If you don't want me to call you a sophist, then present an argument why water levels indeed aren't rising, or at the very least, why there is some doubt regarding global warming, instead of accusing me of attacking you, and calling me the "doom and gloom crowd" If you don't hold a position on either of these issues, why are you responding?

Here are some links on sealevel rising:

http://links.jstor.org/sici?sici=0020-2754(1990)2% 3A15%3A1%3C5%3ATGECCA%3E2.0.CO%3B2-T&size=LARG E/
http://en.wikipedia.org/wiki/Sea_level_rise/
http://whyfiles.org/091beach/5.html/

Register to Reply
Guru

Join Date: Feb 2006
Posts: 759
Good Answers: 12
#14

Ice down. Water up. Depends on how you cut it.

04/10/2006 6:59 AM

Take ol' Occam's razor to the northern polar ice field. The southern continental glacier--most of the world's freshwater reservoir--is on land, above average sea level. Put that glacier in the water--mostly below sea level....less water on land; more water in the oceans; sea levels rise...unless the water goes away.

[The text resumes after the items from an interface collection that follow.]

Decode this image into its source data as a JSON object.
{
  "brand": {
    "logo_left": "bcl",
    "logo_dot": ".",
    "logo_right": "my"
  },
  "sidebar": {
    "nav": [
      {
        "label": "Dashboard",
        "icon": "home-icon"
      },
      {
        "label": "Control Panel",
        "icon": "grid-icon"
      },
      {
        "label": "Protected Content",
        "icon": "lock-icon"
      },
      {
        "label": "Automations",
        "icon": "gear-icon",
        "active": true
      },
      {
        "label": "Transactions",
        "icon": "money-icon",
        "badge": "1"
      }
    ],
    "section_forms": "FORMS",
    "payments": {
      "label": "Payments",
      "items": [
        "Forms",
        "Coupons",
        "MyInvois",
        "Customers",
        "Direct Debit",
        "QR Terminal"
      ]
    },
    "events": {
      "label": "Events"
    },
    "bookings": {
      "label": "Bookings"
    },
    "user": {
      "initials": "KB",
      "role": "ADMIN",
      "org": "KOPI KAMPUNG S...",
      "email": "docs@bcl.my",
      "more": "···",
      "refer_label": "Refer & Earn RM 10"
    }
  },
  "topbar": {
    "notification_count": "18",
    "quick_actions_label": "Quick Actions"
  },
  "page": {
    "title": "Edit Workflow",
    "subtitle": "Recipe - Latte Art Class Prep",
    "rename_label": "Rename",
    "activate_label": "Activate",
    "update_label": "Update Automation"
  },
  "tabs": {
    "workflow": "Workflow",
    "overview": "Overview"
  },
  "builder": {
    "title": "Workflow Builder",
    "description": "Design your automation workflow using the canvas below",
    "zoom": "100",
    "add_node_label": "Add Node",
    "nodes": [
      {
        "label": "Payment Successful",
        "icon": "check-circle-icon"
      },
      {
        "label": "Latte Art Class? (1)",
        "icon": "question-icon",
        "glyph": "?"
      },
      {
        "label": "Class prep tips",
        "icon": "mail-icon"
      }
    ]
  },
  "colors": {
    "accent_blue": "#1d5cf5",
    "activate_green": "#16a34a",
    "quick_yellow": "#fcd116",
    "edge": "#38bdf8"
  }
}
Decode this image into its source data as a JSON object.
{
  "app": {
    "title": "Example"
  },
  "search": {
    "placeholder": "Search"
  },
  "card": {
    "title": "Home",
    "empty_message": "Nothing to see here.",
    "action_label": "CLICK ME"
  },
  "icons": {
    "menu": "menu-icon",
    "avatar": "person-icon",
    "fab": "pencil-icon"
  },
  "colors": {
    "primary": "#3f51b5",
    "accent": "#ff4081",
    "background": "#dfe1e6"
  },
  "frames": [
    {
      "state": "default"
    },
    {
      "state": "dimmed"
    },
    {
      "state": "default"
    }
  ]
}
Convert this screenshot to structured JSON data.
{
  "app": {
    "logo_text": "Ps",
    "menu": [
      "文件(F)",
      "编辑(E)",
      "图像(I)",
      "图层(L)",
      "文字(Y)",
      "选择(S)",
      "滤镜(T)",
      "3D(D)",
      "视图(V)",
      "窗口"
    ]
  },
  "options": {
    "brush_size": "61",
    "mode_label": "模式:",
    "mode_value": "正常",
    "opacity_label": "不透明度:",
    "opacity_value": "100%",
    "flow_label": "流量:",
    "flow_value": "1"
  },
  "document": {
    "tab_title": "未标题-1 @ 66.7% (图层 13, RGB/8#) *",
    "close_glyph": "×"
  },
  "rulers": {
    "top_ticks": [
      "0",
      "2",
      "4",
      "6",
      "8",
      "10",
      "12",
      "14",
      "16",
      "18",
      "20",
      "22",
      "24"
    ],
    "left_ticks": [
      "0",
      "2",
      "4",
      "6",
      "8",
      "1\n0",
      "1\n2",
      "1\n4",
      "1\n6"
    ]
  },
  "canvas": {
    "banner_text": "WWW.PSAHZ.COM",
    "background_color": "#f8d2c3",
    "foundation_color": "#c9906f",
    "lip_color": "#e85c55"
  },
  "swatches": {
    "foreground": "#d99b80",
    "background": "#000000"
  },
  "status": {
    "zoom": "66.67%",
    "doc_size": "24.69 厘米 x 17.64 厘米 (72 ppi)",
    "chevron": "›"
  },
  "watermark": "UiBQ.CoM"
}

If the waters rise, building sea walls is not worth it--except to contain cyclone damage--but sea walls require land to support them--but land will be gone... So sea walls are not feasible, probably not possible.

Better idea is to move coastal populations to the big cities with their tall buildings--and enlarge those cities. Convert to land use in which only tall buildings are built as older, low buildings are retired. As water rises, vacate the lower floors of tall buildings. Remove lower story walls and curtain walls as needed. Vacated floors will be "occupied" by the sea--and by flora and fauna in the new, very fertile habitats that are created. Elevate the streets--and convert some to canals--and elevate the fixed transit systems; Wall improvements might work for preserving the subways--but they might need to be abandoned or converted to a different, submarine, utilization--any suggestions???

Convert the heating and cooling plants in the people habitats so as to be able to use the sea water under the people habitats for heating and cooling...and other uses like potable water or...any suggestions....(?). Natural heating and cooling effects might also greatly increase because of changed local weather caused by being over water. Also possible that, for the "coastal" cities, the changed weather patterns caused by water will lessen or eliminate the "dust domes" now present over all cities...cleaner air results(?)

So...no need to abandon (or relocate) the large coastal cities. Only remaining problem is how to do surveys and keep property records. The old and very quaint system presently used in Baltimore City offers a solution to that problem. Persons acquiring "real" property acquire only the improvement and space within, not the land. A similar approach could work for the "land under" the ocean. During their tenancy, property owners (in Baltimore and in our imaginary new old cities) pay "ground rent" for the land upon which their "property" stands.

An entirely new, and yet old and familiar, paradigm.

Register to Reply
Register to Reply 14 comments
Interested in this topic? By joining CR4 you can "subscribe" to
this discussion and receive notification when new comments are added.
Copy to Clipboard

Users who posted comments:

Anonymous Poster (2); Bayes (4); Bill (2); BRodda (3); CowAnon (1); shooter (1); STL Engineer (1)

Previous in Forum: Are DRLs worth it? (Daytime Running Lights)   Next in Forum: The CIA Museum - Cool Cold War Gadgets

Advertisement